# YOUR OBJECTIVE
All lines in the entries below that hold "this" make up the answer.

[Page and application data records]
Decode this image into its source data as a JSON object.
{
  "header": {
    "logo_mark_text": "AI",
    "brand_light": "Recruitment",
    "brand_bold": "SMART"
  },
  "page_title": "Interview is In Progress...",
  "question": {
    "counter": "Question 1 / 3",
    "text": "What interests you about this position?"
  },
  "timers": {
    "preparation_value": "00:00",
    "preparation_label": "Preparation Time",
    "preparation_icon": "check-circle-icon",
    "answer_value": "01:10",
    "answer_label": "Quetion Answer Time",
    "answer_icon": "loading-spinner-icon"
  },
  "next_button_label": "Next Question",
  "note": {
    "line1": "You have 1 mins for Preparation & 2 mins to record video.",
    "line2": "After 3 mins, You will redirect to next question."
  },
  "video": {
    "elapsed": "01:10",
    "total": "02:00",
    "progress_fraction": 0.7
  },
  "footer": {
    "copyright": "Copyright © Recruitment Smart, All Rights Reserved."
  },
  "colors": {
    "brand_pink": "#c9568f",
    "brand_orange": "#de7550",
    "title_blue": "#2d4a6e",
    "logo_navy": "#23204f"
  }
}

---

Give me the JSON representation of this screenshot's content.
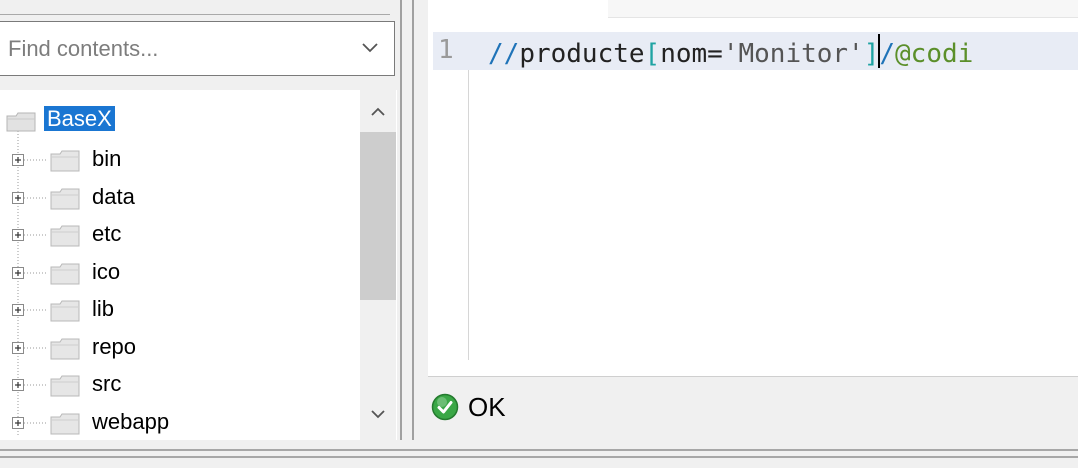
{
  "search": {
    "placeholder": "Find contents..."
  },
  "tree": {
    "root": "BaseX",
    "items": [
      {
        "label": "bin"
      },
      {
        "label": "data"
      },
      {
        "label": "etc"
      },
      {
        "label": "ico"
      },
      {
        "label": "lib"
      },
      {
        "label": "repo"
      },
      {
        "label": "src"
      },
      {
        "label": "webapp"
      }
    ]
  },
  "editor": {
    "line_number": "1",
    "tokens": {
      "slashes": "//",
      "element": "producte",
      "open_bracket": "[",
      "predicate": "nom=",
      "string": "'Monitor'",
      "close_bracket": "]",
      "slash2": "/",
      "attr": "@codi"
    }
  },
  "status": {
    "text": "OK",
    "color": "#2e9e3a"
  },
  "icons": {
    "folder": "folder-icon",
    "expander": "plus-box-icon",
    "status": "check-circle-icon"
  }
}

# THE ANSWER
Decode this image into its source data as a JSON object.
    "text": "What interests you about this position?"
Give me the JSON representation of this screenshot's content.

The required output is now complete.